It is thought Brett can be introduced to a winery by insects such as fruit flies, or by purchasing Brett contaminated wine barrels. Once the yeast is in a winery it is hard to remove and is spread readily by unsanitised equipment. Brett is best controlled by the addition of sulphur dioxide to which the yeast is particularly sensitive.  Alternatively the wine can be bottled after sterile filtration, which physically removes the yeast. Wines that are vinified to low residual sugar levels, such as <1.0g/L, are also less likely to be spoiled as the main growth substrate has been limited.

Tuesday, July 6, 2010

Paul Jaboulet Parallele 45 - 2007

Grape Variety: 60% Grenache, 40% Syrah

Growing Region: Rhone Valley, France

Chief Winemaker: Caroline Frey

Silver Medal - Decanter Magazine 2009
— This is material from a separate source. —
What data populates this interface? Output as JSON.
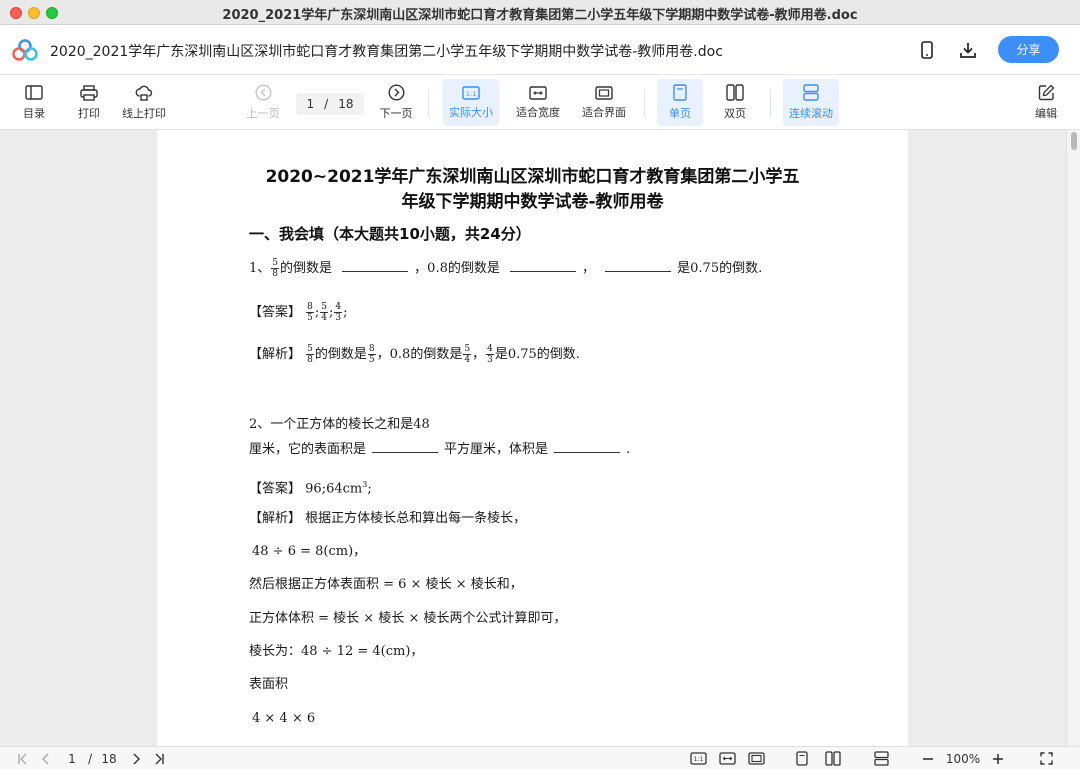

TASTING NOTE:
This Cotes du Rhone takes its name from the 45th Northern parallel which runs two kilometres from the cellars of Maison Paul Jaboulet Aine. In the village of Pont de l'Isere, the wine has had this name since the beginning of the 1950s. The Parallele 45 is a perfect balance between the two great red grape varieties of the Rhone valley; Syrah and Grenache Noir.
Traditional vinification took place with long vatting, the 'must' was fermented slowly in temperature-controlled stainless steel tanks to extract colour and the right amount of ripe tannins, without becoming too powerful. The wine remained in tank until bottling.
In the glass you are greeted by a deep colour with an attractive brilliance. On the nose you have elegant aromatics, with red fruits blended with spices.
With now nearly 3 years in the bottle - the wine is developing some pepper and spice complexity to go along with its ripe fruit aromas and flavours. The palate is well-structured with rounded tannins from the fruit alone as no oak ageing for this wine, then with a final hint of cassis and a spicy note that gives a good full mouth feel and a well defined fruit focused finish. Serve at approx 16-18C.

CELLARING POTENTIAL:
Drinking perfectly well now; and for another 2+years.

SUGGESTED FOOD MATCHES:
Perfect wine match with seared and roasted meats, tapas, pate and cheeses, enjoy.